**Data extract**.
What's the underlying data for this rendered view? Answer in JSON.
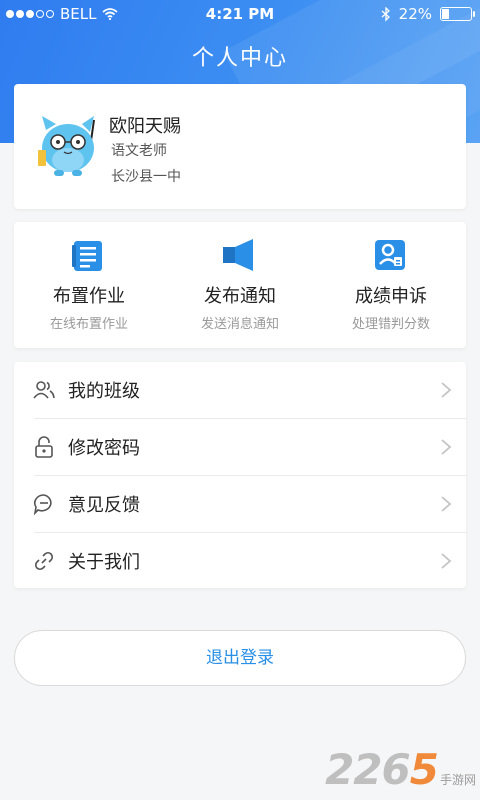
{
  "status_bar": {
    "carrier": "BELL",
    "time": "4:21 PM",
    "battery": "22%",
    "battery_level": 0.22
  },
  "header": {
    "title": "个人中心"
  },
  "profile": {
    "name": "欧阳天赐",
    "role": "语文老师",
    "school": "长沙县一中",
    "avatar_icon": "cartoon-cat-avatar-icon"
  },
  "actions": [
    {
      "icon": "homework-icon",
      "label": "布置作业",
      "sub": "在线布置作业"
    },
    {
      "icon": "megaphone-icon",
      "label": "发布通知",
      "sub": "发送消息通知"
    },
    {
      "icon": "appeal-icon",
      "label": "成绩申诉",
      "sub": "处理错判分数"
    }
  ],
  "menu": [
    {
      "icon": "users-icon",
      "label": "我的班级"
    },
    {
      "icon": "lock-icon",
      "label": "修改密码"
    },
    {
      "icon": "feedback-icon",
      "label": "意见反馈"
    },
    {
      "icon": "link-icon",
      "label": "关于我们"
    }
  ],
  "logout_label": "退出登录",
  "watermark": {
    "number": "2265",
    "text": "手游网"
  },
  "colors": {
    "header_blue": "#3a8cf2",
    "accent": "#2a8fe6",
    "watermark_orange": "#f08a3a"
  }
}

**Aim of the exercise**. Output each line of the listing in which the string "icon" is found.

**Answer space**.
    "avatar_icon": "cartoon-cat-avatar-icon"
      "icon": "homework-icon",
      "icon": "megaphone-icon",
      "icon": "appeal-icon",
      "icon": "users-icon",
      "icon": "lock-icon",
      "icon": "feedback-icon",
      "icon": "link-icon",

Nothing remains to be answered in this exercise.